How we learn and remember everything from simple behaviors to complex information has been a major topic of research for psychological scientists for well over a century. At the 25th APS Annual Convention, the Presidential Symposium, to be chaired by APS President Joseph E. Steinmetz, will feature four distinguished psychological scientists who will present how learning and memory is studied from different perspectives and different levels of analyses.
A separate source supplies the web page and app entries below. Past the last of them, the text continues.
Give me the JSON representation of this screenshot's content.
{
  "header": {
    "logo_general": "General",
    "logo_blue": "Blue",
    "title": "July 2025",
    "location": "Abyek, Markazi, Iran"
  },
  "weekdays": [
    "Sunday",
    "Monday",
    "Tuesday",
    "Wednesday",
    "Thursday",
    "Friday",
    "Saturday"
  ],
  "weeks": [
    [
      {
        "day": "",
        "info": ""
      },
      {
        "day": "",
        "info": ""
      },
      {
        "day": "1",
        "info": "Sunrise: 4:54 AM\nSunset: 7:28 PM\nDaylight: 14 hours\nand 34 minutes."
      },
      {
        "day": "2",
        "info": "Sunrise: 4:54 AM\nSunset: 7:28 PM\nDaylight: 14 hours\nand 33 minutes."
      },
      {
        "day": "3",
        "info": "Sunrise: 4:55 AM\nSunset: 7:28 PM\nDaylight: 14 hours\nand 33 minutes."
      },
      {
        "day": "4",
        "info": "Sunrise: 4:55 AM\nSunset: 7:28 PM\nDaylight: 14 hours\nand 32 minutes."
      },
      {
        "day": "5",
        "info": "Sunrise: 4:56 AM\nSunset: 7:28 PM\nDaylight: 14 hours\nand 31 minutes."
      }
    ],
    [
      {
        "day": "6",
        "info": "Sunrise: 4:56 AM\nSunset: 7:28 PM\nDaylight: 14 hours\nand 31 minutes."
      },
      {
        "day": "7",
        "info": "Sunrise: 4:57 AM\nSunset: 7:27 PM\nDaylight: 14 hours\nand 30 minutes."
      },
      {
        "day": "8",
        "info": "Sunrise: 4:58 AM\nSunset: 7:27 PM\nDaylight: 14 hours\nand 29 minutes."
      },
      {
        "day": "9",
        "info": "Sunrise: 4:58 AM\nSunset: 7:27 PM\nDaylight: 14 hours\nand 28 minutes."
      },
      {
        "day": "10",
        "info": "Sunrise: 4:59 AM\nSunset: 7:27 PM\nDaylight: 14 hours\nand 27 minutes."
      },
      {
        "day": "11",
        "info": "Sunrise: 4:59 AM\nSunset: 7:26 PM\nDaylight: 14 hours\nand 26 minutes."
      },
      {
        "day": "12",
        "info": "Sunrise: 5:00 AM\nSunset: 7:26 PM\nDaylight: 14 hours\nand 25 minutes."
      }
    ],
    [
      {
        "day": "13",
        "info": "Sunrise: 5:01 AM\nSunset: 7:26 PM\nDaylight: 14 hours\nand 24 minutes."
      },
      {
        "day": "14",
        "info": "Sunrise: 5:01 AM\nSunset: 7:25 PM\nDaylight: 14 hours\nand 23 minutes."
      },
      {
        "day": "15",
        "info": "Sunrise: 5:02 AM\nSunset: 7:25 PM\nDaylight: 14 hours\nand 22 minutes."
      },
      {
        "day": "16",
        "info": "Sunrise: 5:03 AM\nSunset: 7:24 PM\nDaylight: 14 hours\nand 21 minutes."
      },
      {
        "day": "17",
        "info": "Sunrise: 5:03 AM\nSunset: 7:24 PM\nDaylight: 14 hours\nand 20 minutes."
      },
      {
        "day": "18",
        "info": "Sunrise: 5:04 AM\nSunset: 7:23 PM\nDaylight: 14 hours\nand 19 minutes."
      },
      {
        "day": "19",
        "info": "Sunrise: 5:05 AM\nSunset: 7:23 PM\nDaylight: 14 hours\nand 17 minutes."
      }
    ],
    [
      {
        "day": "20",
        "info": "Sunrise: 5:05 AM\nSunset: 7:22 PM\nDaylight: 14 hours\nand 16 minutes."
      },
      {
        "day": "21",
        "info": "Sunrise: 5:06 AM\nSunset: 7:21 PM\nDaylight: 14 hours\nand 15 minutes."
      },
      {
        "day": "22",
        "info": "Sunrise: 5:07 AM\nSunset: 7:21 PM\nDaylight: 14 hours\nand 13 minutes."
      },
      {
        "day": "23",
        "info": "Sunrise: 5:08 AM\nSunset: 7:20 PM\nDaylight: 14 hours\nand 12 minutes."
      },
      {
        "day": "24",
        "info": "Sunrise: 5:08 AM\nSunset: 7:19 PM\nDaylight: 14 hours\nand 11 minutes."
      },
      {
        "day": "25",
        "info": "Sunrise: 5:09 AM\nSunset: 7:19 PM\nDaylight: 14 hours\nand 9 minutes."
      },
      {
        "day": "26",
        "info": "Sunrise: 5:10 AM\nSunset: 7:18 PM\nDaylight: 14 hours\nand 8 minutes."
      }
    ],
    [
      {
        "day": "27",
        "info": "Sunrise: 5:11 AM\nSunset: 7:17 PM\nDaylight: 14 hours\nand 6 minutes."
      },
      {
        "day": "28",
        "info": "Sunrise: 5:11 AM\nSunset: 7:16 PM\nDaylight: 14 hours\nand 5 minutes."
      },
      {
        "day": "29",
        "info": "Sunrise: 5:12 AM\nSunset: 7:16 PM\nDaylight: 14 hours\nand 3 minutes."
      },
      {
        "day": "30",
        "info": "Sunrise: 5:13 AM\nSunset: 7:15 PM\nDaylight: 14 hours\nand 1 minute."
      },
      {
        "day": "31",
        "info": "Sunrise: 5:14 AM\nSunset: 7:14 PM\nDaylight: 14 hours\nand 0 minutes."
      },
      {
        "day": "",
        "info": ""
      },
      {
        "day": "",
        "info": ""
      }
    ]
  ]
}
Ted Abel, director of the Biological Basis of Behavior Program at the University of Pennsylvania, will provide a summary of his work on cellular/molecular mechanisms of long-term memory storage. Michael Fanselow, a professor in the Department of Psychology at the University of California, Los Angeles, will speak about how fear is learned and how fear memories are stored in the brain. Elizabeth Phelps, Silver Professor of Psychology and Neural Science at New York University, will present her work on using a multi-pronged cognitive neuroscience approach to explore the neural systems involved in human learning and memory and their relation to emotion. Elizabeth Loftus, Distinguished Professor of social ecology and professor of law and cognitive science at the University of California, Irvine, will present her work on human memory and how memories can be modified by facts, ideas, suggestions, and other post-event information.